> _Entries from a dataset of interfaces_
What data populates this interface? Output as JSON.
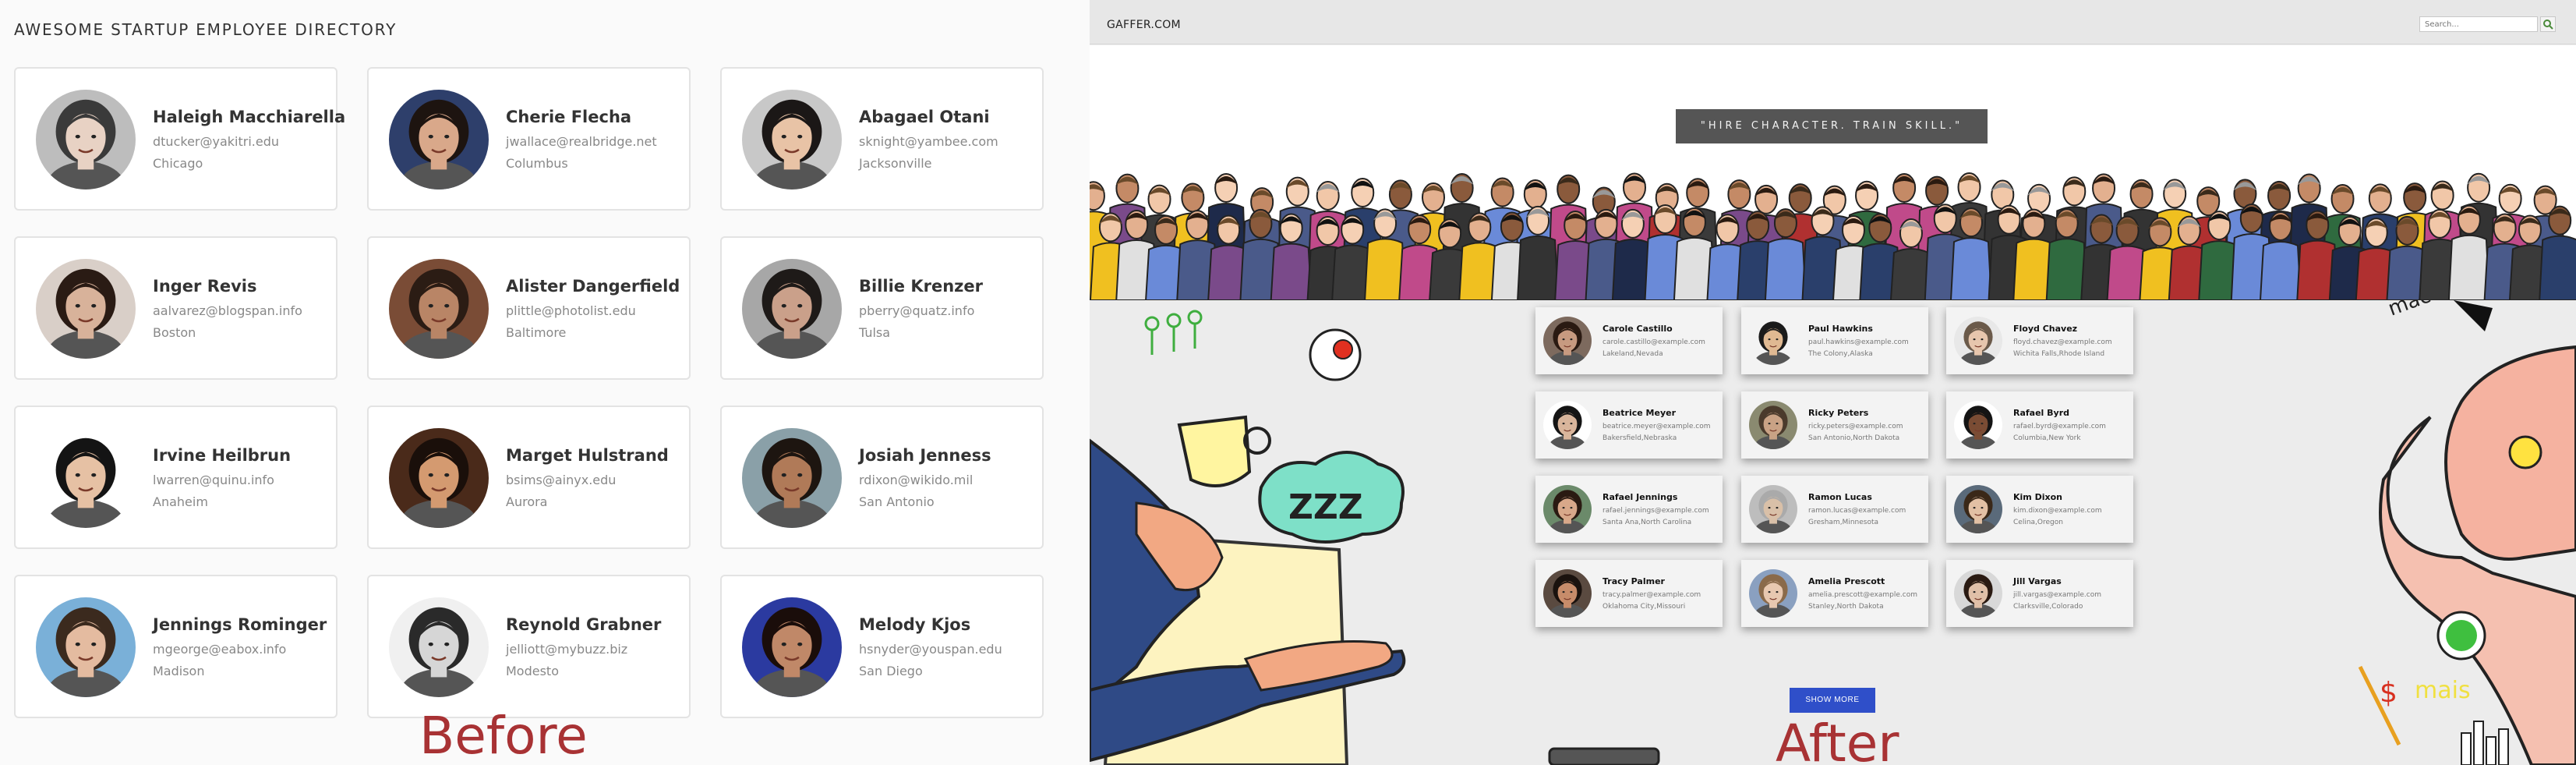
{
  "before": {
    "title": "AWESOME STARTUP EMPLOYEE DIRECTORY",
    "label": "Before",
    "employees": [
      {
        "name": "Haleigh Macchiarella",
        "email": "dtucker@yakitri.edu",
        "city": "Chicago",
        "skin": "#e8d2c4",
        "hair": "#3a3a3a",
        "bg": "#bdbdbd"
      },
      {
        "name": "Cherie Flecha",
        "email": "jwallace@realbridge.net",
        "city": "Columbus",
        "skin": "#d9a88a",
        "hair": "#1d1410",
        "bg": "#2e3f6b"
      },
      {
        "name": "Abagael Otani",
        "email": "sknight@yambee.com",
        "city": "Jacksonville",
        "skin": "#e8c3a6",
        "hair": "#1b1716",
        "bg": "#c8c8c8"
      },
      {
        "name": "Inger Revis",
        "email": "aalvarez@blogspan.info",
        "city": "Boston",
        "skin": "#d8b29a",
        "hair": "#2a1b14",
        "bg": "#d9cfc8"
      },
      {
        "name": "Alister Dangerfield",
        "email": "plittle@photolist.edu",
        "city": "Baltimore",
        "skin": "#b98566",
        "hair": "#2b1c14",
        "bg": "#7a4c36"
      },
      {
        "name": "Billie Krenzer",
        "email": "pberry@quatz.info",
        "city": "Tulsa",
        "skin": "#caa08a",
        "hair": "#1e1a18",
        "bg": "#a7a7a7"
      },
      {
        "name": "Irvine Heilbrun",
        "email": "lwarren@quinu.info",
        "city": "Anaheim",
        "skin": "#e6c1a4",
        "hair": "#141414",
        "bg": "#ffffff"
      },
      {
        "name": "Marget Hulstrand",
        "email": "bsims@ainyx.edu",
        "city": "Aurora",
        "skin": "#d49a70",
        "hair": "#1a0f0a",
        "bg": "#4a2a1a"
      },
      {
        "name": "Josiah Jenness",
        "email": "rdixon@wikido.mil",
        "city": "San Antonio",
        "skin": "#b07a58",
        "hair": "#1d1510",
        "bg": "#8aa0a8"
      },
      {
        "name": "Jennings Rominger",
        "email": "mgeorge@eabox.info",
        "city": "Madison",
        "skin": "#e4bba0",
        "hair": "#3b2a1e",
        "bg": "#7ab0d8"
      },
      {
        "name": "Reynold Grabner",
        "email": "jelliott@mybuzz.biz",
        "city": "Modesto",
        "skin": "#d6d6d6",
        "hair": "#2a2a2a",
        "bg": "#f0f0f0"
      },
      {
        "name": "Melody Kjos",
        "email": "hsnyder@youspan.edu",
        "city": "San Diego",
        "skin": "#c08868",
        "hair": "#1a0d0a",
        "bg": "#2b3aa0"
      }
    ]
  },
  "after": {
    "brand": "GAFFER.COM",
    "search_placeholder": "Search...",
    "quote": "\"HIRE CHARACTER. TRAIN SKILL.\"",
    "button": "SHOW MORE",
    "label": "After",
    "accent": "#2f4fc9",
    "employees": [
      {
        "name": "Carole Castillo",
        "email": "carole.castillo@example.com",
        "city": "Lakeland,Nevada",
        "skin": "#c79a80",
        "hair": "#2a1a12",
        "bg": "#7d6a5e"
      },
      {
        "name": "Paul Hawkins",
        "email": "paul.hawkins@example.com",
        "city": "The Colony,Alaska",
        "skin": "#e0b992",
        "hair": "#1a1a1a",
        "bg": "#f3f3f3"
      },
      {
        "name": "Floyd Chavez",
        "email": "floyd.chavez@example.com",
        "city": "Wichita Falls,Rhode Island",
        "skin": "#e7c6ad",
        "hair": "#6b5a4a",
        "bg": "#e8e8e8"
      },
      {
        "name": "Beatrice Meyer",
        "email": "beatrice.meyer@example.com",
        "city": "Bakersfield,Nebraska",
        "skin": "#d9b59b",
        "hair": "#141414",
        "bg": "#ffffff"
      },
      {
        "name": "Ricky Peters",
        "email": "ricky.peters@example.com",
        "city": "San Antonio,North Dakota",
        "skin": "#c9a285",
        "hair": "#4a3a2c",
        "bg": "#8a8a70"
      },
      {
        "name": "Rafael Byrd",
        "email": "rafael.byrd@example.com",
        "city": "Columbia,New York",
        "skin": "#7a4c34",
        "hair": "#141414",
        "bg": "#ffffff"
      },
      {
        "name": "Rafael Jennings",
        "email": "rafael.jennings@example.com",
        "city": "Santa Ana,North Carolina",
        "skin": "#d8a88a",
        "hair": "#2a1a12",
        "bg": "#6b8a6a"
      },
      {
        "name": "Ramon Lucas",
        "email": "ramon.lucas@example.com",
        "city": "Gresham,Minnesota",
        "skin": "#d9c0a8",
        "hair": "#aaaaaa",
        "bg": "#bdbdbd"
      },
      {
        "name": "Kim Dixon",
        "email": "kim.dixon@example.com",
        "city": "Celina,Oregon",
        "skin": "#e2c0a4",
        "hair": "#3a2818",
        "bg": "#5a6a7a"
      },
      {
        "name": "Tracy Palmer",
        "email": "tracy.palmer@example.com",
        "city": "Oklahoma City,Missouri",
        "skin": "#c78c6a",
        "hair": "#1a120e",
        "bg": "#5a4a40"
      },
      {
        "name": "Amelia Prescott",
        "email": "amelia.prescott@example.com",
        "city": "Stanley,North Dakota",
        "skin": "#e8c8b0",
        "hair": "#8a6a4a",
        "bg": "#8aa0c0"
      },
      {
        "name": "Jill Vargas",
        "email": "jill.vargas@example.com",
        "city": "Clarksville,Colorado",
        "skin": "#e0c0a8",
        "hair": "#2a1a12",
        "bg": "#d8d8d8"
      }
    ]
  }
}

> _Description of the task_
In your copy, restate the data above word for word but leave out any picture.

> _Result of the task_
What data populates this interface? Output as JSON.
{
  "before": {
    "title": "AWESOME STARTUP EMPLOYEE DIRECTORY",
    "label": "Before",
    "employees": [
      {
        "name": "Haleigh Macchiarella",
        "email": "dtucker@yakitri.edu",
        "city": "Chicago",
        "skin": "#e8d2c4",
        "hair": "#3a3a3a",
        "bg": "#bdbdbd"
      },
      {
        "name": "Cherie Flecha",
        "email": "jwallace@realbridge.net",
        "city": "Columbus",
        "skin": "#d9a88a",
        "hair": "#1d1410",
        "bg": "#2e3f6b"
      },
      {
        "name": "Abagael Otani",
        "email": "sknight@yambee.com",
        "city": "Jacksonville",
        "skin": "#e8c3a6",
        "hair": "#1b1716",
        "bg": "#c8c8c8"
      },
      {
        "name": "Inger Revis",
        "email": "aalvarez@blogspan.info",
        "city": "Boston",
        "skin": "#d8b29a",
        "hair": "#2a1b14",
        "bg": "#d9cfc8"
      },
      {
        "name": "Alister Dangerfield",
        "email": "plittle@photolist.edu",
        "city": "Baltimore",
        "skin": "#b98566",
        "hair": "#2b1c14",
        "bg": "#7a4c36"
      },
      {
        "name": "Billie Krenzer",
        "email": "pberry@quatz.info",
        "city": "Tulsa",
        "skin": "#caa08a",
        "hair": "#1e1a18",
        "bg": "#a7a7a7"
      },
      {
        "name": "Irvine Heilbrun",
        "email": "lwarren@quinu.info",
        "city": "Anaheim",
        "skin": "#e6c1a4",
        "hair": "#141414",
        "bg": "#ffffff"
      },
      {
        "name": "Marget Hulstrand",
        "email": "bsims@ainyx.edu",
        "city": "Aurora",
        "skin": "#d49a70",
        "hair": "#1a0f0a",
        "bg": "#4a2a1a"
      },
      {
        "name": "Josiah Jenness",
        "email": "rdixon@wikido.mil",
        "city": "San Antonio",
        "skin": "#b07a58",
        "hair": "#1d1510",
        "bg": "#8aa0a8"
      },
      {
        "name": "Jennings Rominger",
        "email": "mgeorge@eabox.info",
        "city": "Madison",
        "skin": "#e4bba0",
        "hair": "#3b2a1e",
        "bg": "#7ab0d8"
      },
      {
        "name": "Reynold Grabner",
        "email": "jelliott@mybuzz.biz",
        "city": "Modesto",
        "skin": "#d6d6d6",
        "hair": "#2a2a2a",
        "bg": "#f0f0f0"
      },
      {
        "name": "Melody Kjos",
        "email": "hsnyder@youspan.edu",
        "city": "San Diego",
        "skin": "#c08868",
        "hair": "#1a0d0a",
        "bg": "#2b3aa0"
      }
    ]
  },
  "after": {
    "brand": "GAFFER.COM",
    "search_placeholder": "Search...",
    "quote": "\"HIRE CHARACTER. TRAIN SKILL.\"",
    "button": "SHOW MORE",
    "label": "After",
    "accent": "#2f4fc9",
    "employees": [
      {
        "name": "Carole Castillo",
        "email": "carole.castillo@example.com",
        "city": "Lakeland,Nevada",
        "skin": "#c79a80",
        "hair": "#2a1a12",
        "bg": "#7d6a5e"
      },
      {
        "name": "Paul Hawkins",
        "email": "paul.hawkins@example.com",
        "city": "The Colony,Alaska",
        "skin": "#e0b992",
        "hair": "#1a1a1a",
        "bg": "#f3f3f3"
      },
      {
        "name": "Floyd Chavez",
        "email": "floyd.chavez@example.com",
        "city": "Wichita Falls,Rhode Island",
        "skin": "#e7c6ad",
        "hair": "#6b5a4a",
        "bg": "#e8e8e8"
      },
      {
        "name": "Beatrice Meyer",
        "email": "beatrice.meyer@example.com",
        "city": "Bakersfield,Nebraska",
        "skin": "#d9b59b",
        "hair": "#141414",
        "bg": "#ffffff"
      },
      {
        "name": "Ricky Peters",
        "email": "ricky.peters@example.com",
        "city": "San Antonio,North Dakota",
        "skin": "#c9a285",
        "hair": "#4a3a2c",
        "bg": "#8a8a70"
      },
      {
        "name": "Rafael Byrd",
        "email": "rafael.byrd@example.com",
        "city": "Columbia,New York",
        "skin": "#7a4c34",
        "hair": "#141414",
        "bg": "#ffffff"
      },
      {
        "name": "Rafael Jennings",
        "email": "rafael.jennings@example.com",
        "city": "Santa Ana,North Carolina",
        "skin": "#d8a88a",
        "hair": "#2a1a12",
        "bg": "#6b8a6a"
      },
      {
        "name": "Ramon Lucas",
        "email": "ramon.lucas@example.com",
        "city": "Gresham,Minnesota",
        "skin": "#d9c0a8",
        "hair": "#aaaaaa",
        "bg": "#bdbdbd"
      },
      {
        "name": "Kim Dixon",
        "email": "kim.dixon@example.com",
        "city": "Celina,Oregon",
        "skin": "#e2c0a4",
        "hair": "#3a2818",
        "bg": "#5a6a7a"
      },
      {
        "name": "Tracy Palmer",
        "email": "tracy.palmer@example.com",
        "city": "Oklahoma City,Missouri",
        "skin": "#c78c6a",
        "hair": "#1a120e",
        "bg": "#5a4a40"
      },
      {
        "name": "Amelia Prescott",
        "email": "amelia.prescott@example.com",
        "city": "Stanley,North Dakota",
        "skin": "#e8c8b0",
        "hair": "#8a6a4a",
        "bg": "#8aa0c0"
      },
      {
        "name": "Jill Vargas",
        "email": "jill.vargas@example.com",
        "city": "Clarksville,Colorado",
        "skin": "#e0c0a8",
        "hair": "#2a1a12",
        "bg": "#d8d8d8"
      }
    ]
  }
}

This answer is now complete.